    Nor to France.
  19. jedimaster's Avatar
    Member Since
    Nov 2009
    From
    Planet Perth
    Messages
    2,826
    Mar 10, 2011, 5:42 AM - Re: Paint colors for X-Wing, Snow speeder & AT-AT #69

    Last edited by jedimaster; Mar 10, 2011 at 6:26 AM.
  20. Rats's Avatar
    Member Since
    Jun 2008
    Messages
    300
    Mar 10, 2011, 9:22 AM - Re: Paint colors for X-Wing, Snow speeder & AT-AT #70

    I must admit, I always thought that it was Pactra Stormy Sea Blue, which is a bluish grey I think. Also, on Page 22 of sculpting a galaxy, Lorne Peterson says it was Stormy Sea Blue. Not that there is any chance of anyone finding a jar of stormy or non-stormy sea blue these days....

    I guess it's not white either then

    Type in "Pactra Stormy Sea" in google images and see what comes up!
  21. Aurora's Avatar
    Member Since
    Jun 2008
    Messages
    125
    Mar 10, 2011, 11:16 AM - Re: Paint colors for X-Wing, Snow speeder & AT-AT #71

    tk1608 said: View Post
    AAarrgghh !!, they won't ship to the UK
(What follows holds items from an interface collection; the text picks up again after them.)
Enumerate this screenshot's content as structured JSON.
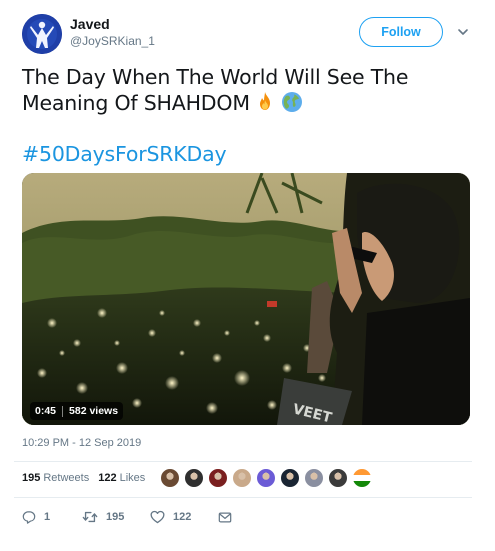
{
  "author": {
    "name": "Javed",
    "handle": "@JoySRKian_1",
    "follow_label": "Follow"
  },
  "tweet": {
    "text_line1": "The Day When The World Will See The",
    "text_line2": "Meaning Of SHAHDOM",
    "emojis": [
      "fire-emoji",
      "globe-emoji"
    ],
    "hashtag": "#50DaysForSRKDay",
    "timestamp": "10:29 PM - 12 Sep 2019"
  },
  "video": {
    "duration": "0:45",
    "views": "582 views",
    "overlay_text": "VEET"
  },
  "stats": {
    "retweets_count": "195",
    "retweets_label": "Retweets",
    "likes_count": "122",
    "likes_label": "Likes"
  },
  "liker_avatars": [
    "#6a4a33",
    "#2f2f2f",
    "#7a1f1f",
    "#c9a98a",
    "#6b5bd6",
    "#1a2533",
    "#8a8fa0",
    "#3b3b3b",
    "#ff9933"
  ],
  "actions": {
    "reply_count": "1",
    "retweet_count": "195",
    "like_count": "122"
  },
  "colors": {
    "accent": "#1da1f2",
    "hashtag": "#1b95e0",
    "muted": "#657786",
    "text": "#14171a",
    "retweet": "#17bf63"
  },
  "icons": {
    "caret": "chevron-down-icon",
    "reply": "reply-icon",
    "retweet": "retweet-icon",
    "like": "heart-icon",
    "dm": "envelope-icon"
  }
}
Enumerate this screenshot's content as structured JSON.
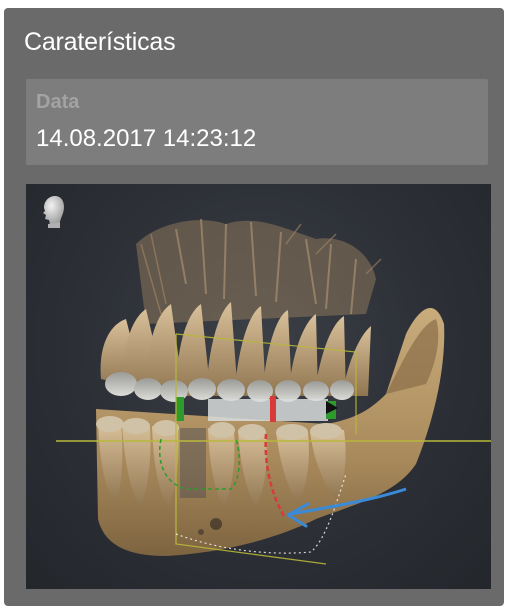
{
  "panel": {
    "title": "Caraterísticas"
  },
  "property": {
    "label": "Data",
    "value": "14.08.2017 14:23:12"
  },
  "viewport": {
    "icon": "head-orientation-icon",
    "content": "3d-volume-rendering",
    "colors": {
      "background": "#2c3036",
      "bone": "#b89a6c",
      "crosshair": "#b8b83a",
      "canal_marker": "#d83a3a",
      "arrow": "#3a8ad8"
    }
  }
}
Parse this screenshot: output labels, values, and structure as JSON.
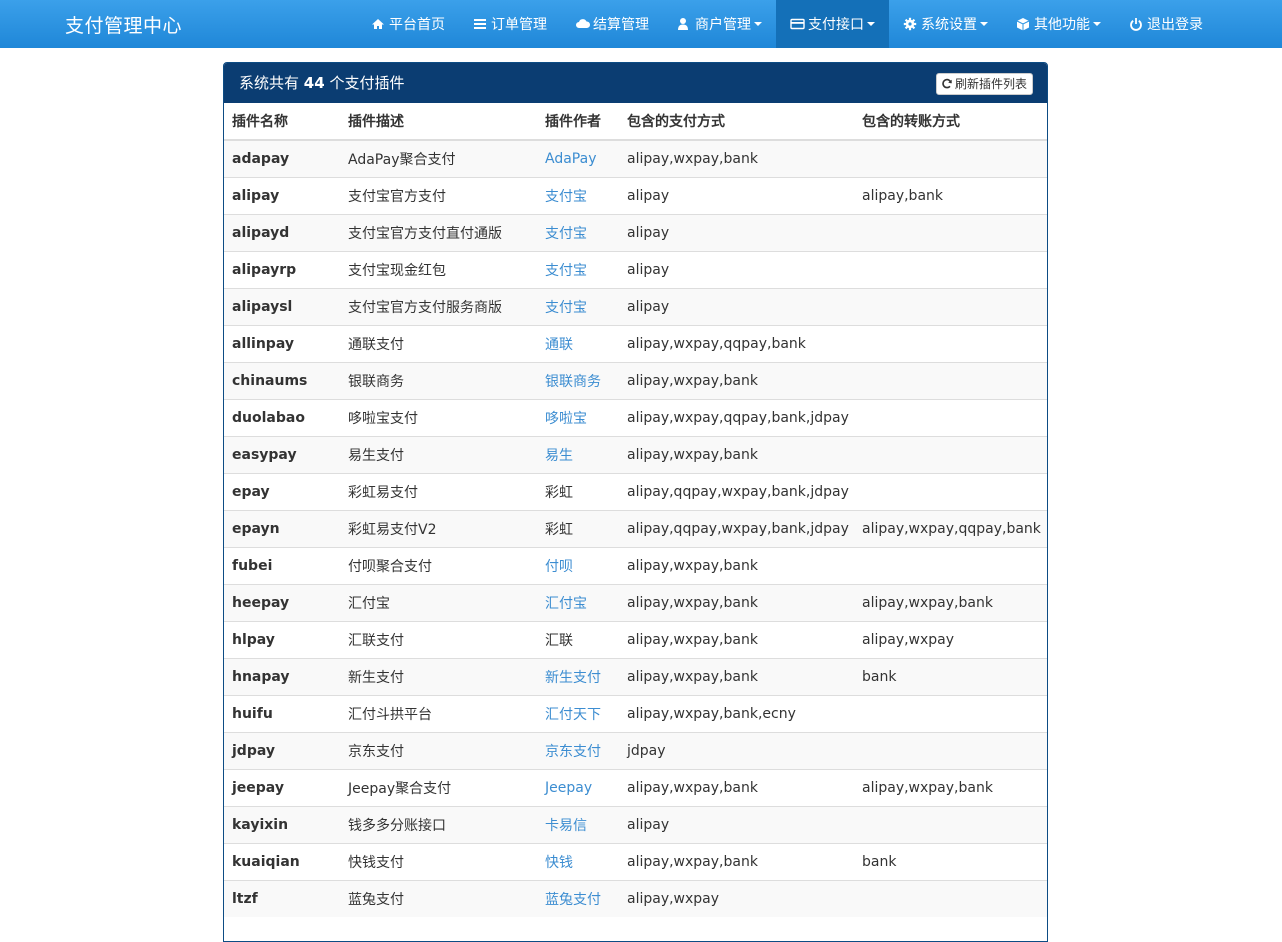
{
  "nav": {
    "brand": "支付管理中心",
    "items": [
      {
        "label": "平台首页",
        "icon": "home-icon",
        "caret": false,
        "active": false
      },
      {
        "label": "订单管理",
        "icon": "list-icon",
        "caret": false,
        "active": false
      },
      {
        "label": "结算管理",
        "icon": "cloud-icon",
        "caret": false,
        "active": false
      },
      {
        "label": "商户管理",
        "icon": "user-icon",
        "caret": true,
        "active": false
      },
      {
        "label": "支付接口",
        "icon": "credit-card-icon",
        "caret": true,
        "active": true
      },
      {
        "label": "系统设置",
        "icon": "gear-icon",
        "caret": true,
        "active": false
      },
      {
        "label": "其他功能",
        "icon": "cube-icon",
        "caret": true,
        "active": false
      },
      {
        "label": "退出登录",
        "icon": "power-icon",
        "caret": false,
        "active": false
      }
    ]
  },
  "panel": {
    "title_prefix": "系统共有",
    "count": "44",
    "title_suffix": "个支付插件",
    "refresh_label": "刷新插件列表"
  },
  "table": {
    "headers": [
      "插件名称",
      "插件描述",
      "插件作者",
      "包含的支付方式",
      "包含的转账方式"
    ],
    "rows": [
      {
        "name": "adapay",
        "desc": "AdaPay聚合支付",
        "author": "AdaPay",
        "author_link": true,
        "pay": "alipay,wxpay,bank",
        "transfer": ""
      },
      {
        "name": "alipay",
        "desc": "支付宝官方支付",
        "author": "支付宝",
        "author_link": true,
        "pay": "alipay",
        "transfer": "alipay,bank"
      },
      {
        "name": "alipayd",
        "desc": "支付宝官方支付直付通版",
        "author": "支付宝",
        "author_link": true,
        "pay": "alipay",
        "transfer": ""
      },
      {
        "name": "alipayrp",
        "desc": "支付宝现金红包",
        "author": "支付宝",
        "author_link": true,
        "pay": "alipay",
        "transfer": ""
      },
      {
        "name": "alipaysl",
        "desc": "支付宝官方支付服务商版",
        "author": "支付宝",
        "author_link": true,
        "pay": "alipay",
        "transfer": ""
      },
      {
        "name": "allinpay",
        "desc": "通联支付",
        "author": "通联",
        "author_link": true,
        "pay": "alipay,wxpay,qqpay,bank",
        "transfer": ""
      },
      {
        "name": "chinaums",
        "desc": "银联商务",
        "author": "银联商务",
        "author_link": true,
        "pay": "alipay,wxpay,bank",
        "transfer": ""
      },
      {
        "name": "duolabao",
        "desc": "哆啦宝支付",
        "author": "哆啦宝",
        "author_link": true,
        "pay": "alipay,wxpay,qqpay,bank,jdpay",
        "transfer": ""
      },
      {
        "name": "easypay",
        "desc": "易生支付",
        "author": "易生",
        "author_link": true,
        "pay": "alipay,wxpay,bank",
        "transfer": ""
      },
      {
        "name": "epay",
        "desc": "彩虹易支付",
        "author": "彩虹",
        "author_link": false,
        "pay": "alipay,qqpay,wxpay,bank,jdpay",
        "transfer": ""
      },
      {
        "name": "epayn",
        "desc": "彩虹易支付V2",
        "author": "彩虹",
        "author_link": false,
        "pay": "alipay,qqpay,wxpay,bank,jdpay",
        "transfer": "alipay,wxpay,qqpay,bank"
      },
      {
        "name": "fubei",
        "desc": "付呗聚合支付",
        "author": "付呗",
        "author_link": true,
        "pay": "alipay,wxpay,bank",
        "transfer": ""
      },
      {
        "name": "heepay",
        "desc": "汇付宝",
        "author": "汇付宝",
        "author_link": true,
        "pay": "alipay,wxpay,bank",
        "transfer": "alipay,wxpay,bank"
      },
      {
        "name": "hlpay",
        "desc": "汇联支付",
        "author": "汇联",
        "author_link": false,
        "pay": "alipay,wxpay,bank",
        "transfer": "alipay,wxpay"
      },
      {
        "name": "hnapay",
        "desc": "新生支付",
        "author": "新生支付",
        "author_link": true,
        "pay": "alipay,wxpay,bank",
        "transfer": "bank"
      },
      {
        "name": "huifu",
        "desc": "汇付斗拱平台",
        "author": "汇付天下",
        "author_link": true,
        "pay": "alipay,wxpay,bank,ecny",
        "transfer": ""
      },
      {
        "name": "jdpay",
        "desc": "京东支付",
        "author": "京东支付",
        "author_link": true,
        "pay": "jdpay",
        "transfer": ""
      },
      {
        "name": "jeepay",
        "desc": "Jeepay聚合支付",
        "author": "Jeepay",
        "author_link": true,
        "pay": "alipay,wxpay,bank",
        "transfer": "alipay,wxpay,bank"
      },
      {
        "name": "kayixin",
        "desc": "钱多多分账接口",
        "author": "卡易信",
        "author_link": true,
        "pay": "alipay",
        "transfer": ""
      },
      {
        "name": "kuaiqian",
        "desc": "快钱支付",
        "author": "快钱",
        "author_link": true,
        "pay": "alipay,wxpay,bank",
        "transfer": "bank"
      },
      {
        "name": "ltzf",
        "desc": "蓝兔支付",
        "author": "蓝兔支付",
        "author_link": true,
        "pay": "alipay,wxpay",
        "transfer": ""
      }
    ]
  },
  "colors": {
    "navbar": "#2a94e2",
    "nav_active": "#1470b8",
    "panel_heading": "#0b3d72",
    "link": "#3c8dd1"
  }
}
    Phil
    Always forget about living in the us it seams every major store either comes form here or has a distributor

    Shipping those tiny bottles would cost next to nothing to ship. Ive shipped stuff to the upper part of canada cost next to nothing to ship an it was a large object
  22. 3d-builder's Avatar
    Member Since
    Jan 2009
    Messages
    2,128
    Mar 10, 2011, 11:25 AM - Re: Paint colors for X-Wing, Snow speeder & AT-AT #72

    Scott i have very reliable info that another
    technique was used to create the panel
    lines. I only have one pic though seems
    they used a 27 gauge needle to do it!!LOL


    Some points in this thread i said
    "Wow great information".......and at
    others i said "Wow 4 things you never talk
    about at a bar race, religion, politics, &
    Studio Scale Paint schemes and techniques
    for Star Wars models!

    thanks for sharing what you know!

    Regards,
    Michael
  23. Talisen's Avatar
    Member Since
    Jan 2002
    From
    Whitby, ON
    Messages
    1,920
    Mar 10, 2011, 12:24 PM - Re: Paint colors for X-Wing, Snow speeder & AT-AT #73

    Michael, that photo is not from an actual production ROTJ Awing. Digital cameras (and their electronic date burn it) didn't exist then.
  24. 3d-builder's Avatar
    Member Since
    Jan 2009
    Messages
    2,128
    Mar 10, 2011, 1:26 PM - Re: Paint colors for X-Wing, Snow speeder & AT-AT #74

    Talisen said: View Post
    Michael, that photo is not from an actual production ROTJ Awing. Digital cameras (and their electronic date burn it) didn't exist then.


    Your right i will have it cleaned and burned!!
  25. Share-Ometer Level 10 RPF Premium Member Guy Cowen's Avatar
    Member Since
    Nov 2006
    From
    Manchester, UK
    Messages
    3,426
    Mar 10, 2011, 9:28 PM - Re: Paint colors for X-Wing, Snow speeder & AT-AT #75

    Its about time you got your A wing done mate? Stop stalling by doing more Snowspeeders

Similar Threads

  1. Crashed Snow speeder.
    IEDBOUNTYHUNTER, Studio Scale Models
    Replies: 29
    Last Post: Jul 1, 2012, 6:12 PM
  2. Luke's X Wing Helmet Paint Colors
    Cameron, Replica Props
    Replies: 7
    Last Post: Jun 4, 2012, 1:23 PM
  3. Luke Snow Speeder boots
    Don93, Replica Costumes
    Replies: 7
    Last Post: Jul 7, 2011, 8:17 PM
  4. AMT Snow speeder cockpit
    ozzyguanche, General Modeling
    Replies: 10
    Last Post: Jul 8, 2009, 10:56 AM
  5. X-Wing--Paint Colors
    propcollector, Studio Scale Models
    Replies: 6
    Last Post: Feb 6, 2006, 6:38 PM